Assignment: How many lines of the data contain "count"? Reply with the number alone.

Supplied material:

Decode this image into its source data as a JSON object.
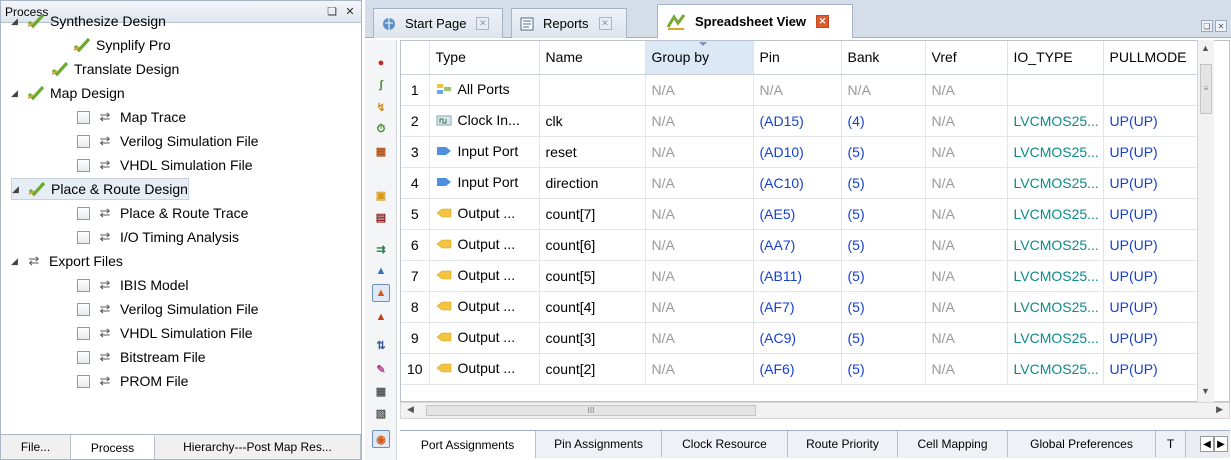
{
  "left_panel": {
    "title": "Process",
    "tree": [
      {
        "label": "Synthesize Design",
        "kind": "expanded-ok"
      },
      {
        "label": "Synplify Pro",
        "kind": "ok-child"
      },
      {
        "label": "Translate Design",
        "kind": "ok"
      },
      {
        "label": "Map Design",
        "kind": "expanded-ok"
      },
      {
        "label": "Map Trace",
        "kind": "check"
      },
      {
        "label": "Verilog Simulation File",
        "kind": "check"
      },
      {
        "label": "VHDL Simulation File",
        "kind": "check"
      },
      {
        "label": "Place & Route Design",
        "kind": "expanded-ok-selected"
      },
      {
        "label": "Place & Route Trace",
        "kind": "check"
      },
      {
        "label": "I/O Timing Analysis",
        "kind": "check"
      },
      {
        "label": "Export Files",
        "kind": "expanded-cycle"
      },
      {
        "label": "IBIS Model",
        "kind": "check"
      },
      {
        "label": "Verilog Simulation File",
        "kind": "check"
      },
      {
        "label": "VHDL Simulation File",
        "kind": "check"
      },
      {
        "label": "Bitstream File",
        "kind": "check"
      },
      {
        "label": "PROM File",
        "kind": "check"
      }
    ],
    "tabs": [
      "File...",
      "Process",
      "Hierarchy---Post Map Res..."
    ],
    "active_tab": "Process"
  },
  "doc_tabs": [
    {
      "label": "Start Page"
    },
    {
      "label": "Reports"
    },
    {
      "label": "Spreadsheet View",
      "active": true
    }
  ],
  "grid": {
    "columns": [
      "Type",
      "Name",
      "Group by",
      "Pin",
      "Bank",
      "Vref",
      "IO_TYPE",
      "PULLMODE"
    ],
    "rows": [
      {
        "n": "1",
        "type": "All Ports",
        "icon": "all",
        "name": "",
        "group": "N/A",
        "pin": "N/A",
        "bank": "N/A",
        "vref": "N/A",
        "io": "",
        "pull": ""
      },
      {
        "n": "2",
        "type": "Clock In...",
        "icon": "clock",
        "name": "clk",
        "group": "N/A",
        "pin": "(AD15)",
        "bank": "(4)",
        "vref": "N/A",
        "io": "LVCMOS25...",
        "pull": "UP(UP)"
      },
      {
        "n": "3",
        "type": "Input Port",
        "icon": "in",
        "name": "reset",
        "group": "N/A",
        "pin": "(AD10)",
        "bank": "(5)",
        "vref": "N/A",
        "io": "LVCMOS25...",
        "pull": "UP(UP)"
      },
      {
        "n": "4",
        "type": "Input Port",
        "icon": "in",
        "name": "direction",
        "group": "N/A",
        "pin": "(AC10)",
        "bank": "(5)",
        "vref": "N/A",
        "io": "LVCMOS25...",
        "pull": "UP(UP)"
      },
      {
        "n": "5",
        "type": "Output ...",
        "icon": "out",
        "name": "count[7]",
        "group": "N/A",
        "pin": "(AE5)",
        "bank": "(5)",
        "vref": "N/A",
        "io": "LVCMOS25...",
        "pull": "UP(UP)"
      },
      {
        "n": "6",
        "type": "Output ...",
        "icon": "out",
        "name": "count[6]",
        "group": "N/A",
        "pin": "(AA7)",
        "bank": "(5)",
        "vref": "N/A",
        "io": "LVCMOS25...",
        "pull": "UP(UP)"
      },
      {
        "n": "7",
        "type": "Output ...",
        "icon": "out",
        "name": "count[5]",
        "group": "N/A",
        "pin": "(AB11)",
        "bank": "(5)",
        "vref": "N/A",
        "io": "LVCMOS25...",
        "pull": "UP(UP)"
      },
      {
        "n": "8",
        "type": "Output ...",
        "icon": "out",
        "name": "count[4]",
        "group": "N/A",
        "pin": "(AF7)",
        "bank": "(5)",
        "vref": "N/A",
        "io": "LVCMOS25...",
        "pull": "UP(UP)"
      },
      {
        "n": "9",
        "type": "Output ...",
        "icon": "out",
        "name": "count[3]",
        "group": "N/A",
        "pin": "(AC9)",
        "bank": "(5)",
        "vref": "N/A",
        "io": "LVCMOS25...",
        "pull": "UP(UP)"
      },
      {
        "n": "10",
        "type": "Output ...",
        "icon": "out",
        "name": "count[2]",
        "group": "N/A",
        "pin": "(AF6)",
        "bank": "(5)",
        "vref": "N/A",
        "io": "LVCMOS25...",
        "pull": "UP(UP)"
      }
    ]
  },
  "hscroll_thumb": "III",
  "bottom_tabs": [
    "Port Assignments",
    "Pin Assignments",
    "Clock Resource",
    "Route Priority",
    "Cell Mapping",
    "Global Preferences",
    "T"
  ],
  "colors": {
    "accent": "#e05a2c",
    "pin_blue": "#1540d0",
    "io_teal": "#0d8a8c",
    "na_gray": "#999999"
  }
}
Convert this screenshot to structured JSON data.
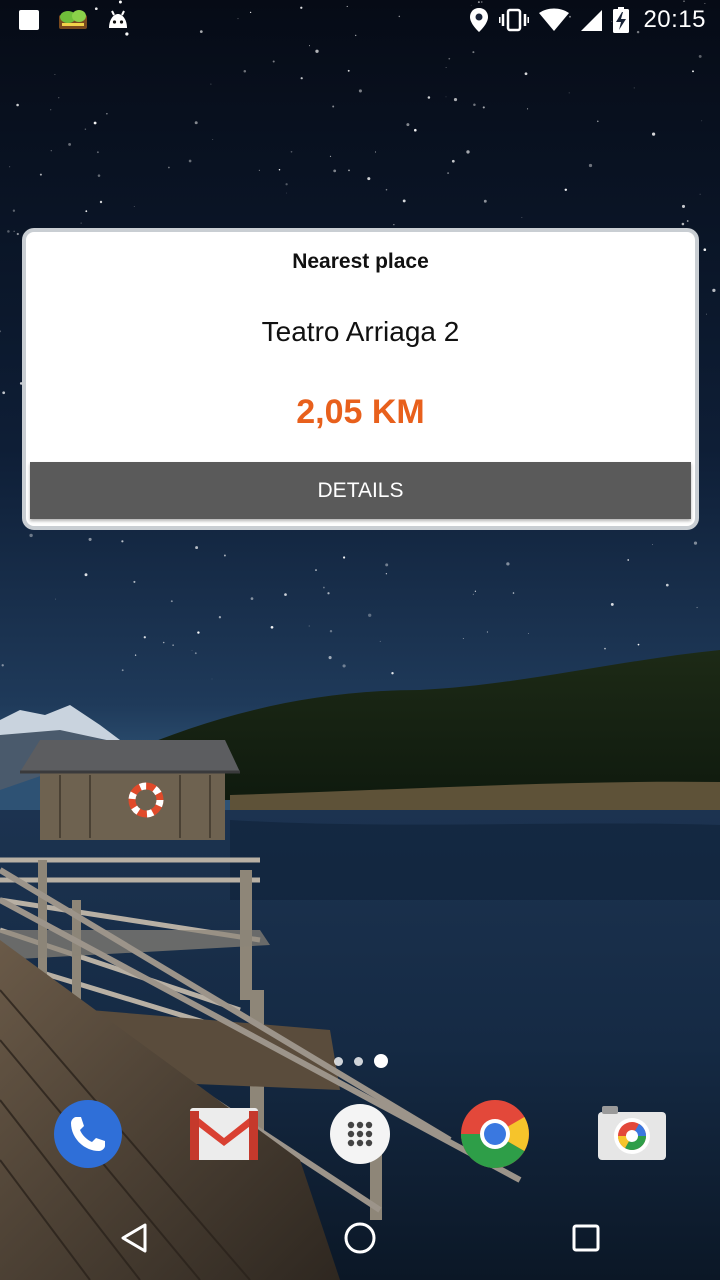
{
  "status_bar": {
    "left_icons": [
      "notification-square-icon",
      "app-notification-icon",
      "android-debug-icon"
    ],
    "right_icons": [
      "location-icon",
      "vibrate-icon",
      "wifi-icon",
      "cell-signal-icon",
      "battery-charging-icon"
    ],
    "time": "20:15"
  },
  "widget": {
    "header": "Nearest place",
    "place_name": "Teatro Arriaga 2",
    "distance": "2,05 KM",
    "button_label": "DETAILS",
    "accent_color": "#e8601c",
    "button_color": "#5a5a5a"
  },
  "page_indicator": {
    "pages": 3,
    "active_index": 2
  },
  "dock": {
    "apps": [
      {
        "name": "Phone",
        "icon": "phone-icon"
      },
      {
        "name": "Gmail",
        "icon": "gmail-icon"
      },
      {
        "name": "Apps",
        "icon": "app-drawer-icon"
      },
      {
        "name": "Chrome",
        "icon": "chrome-icon"
      },
      {
        "name": "Camera",
        "icon": "camera-icon"
      }
    ]
  },
  "nav_bar": {
    "buttons": [
      "back-icon",
      "home-icon",
      "recents-icon"
    ]
  }
}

Output of the task: 6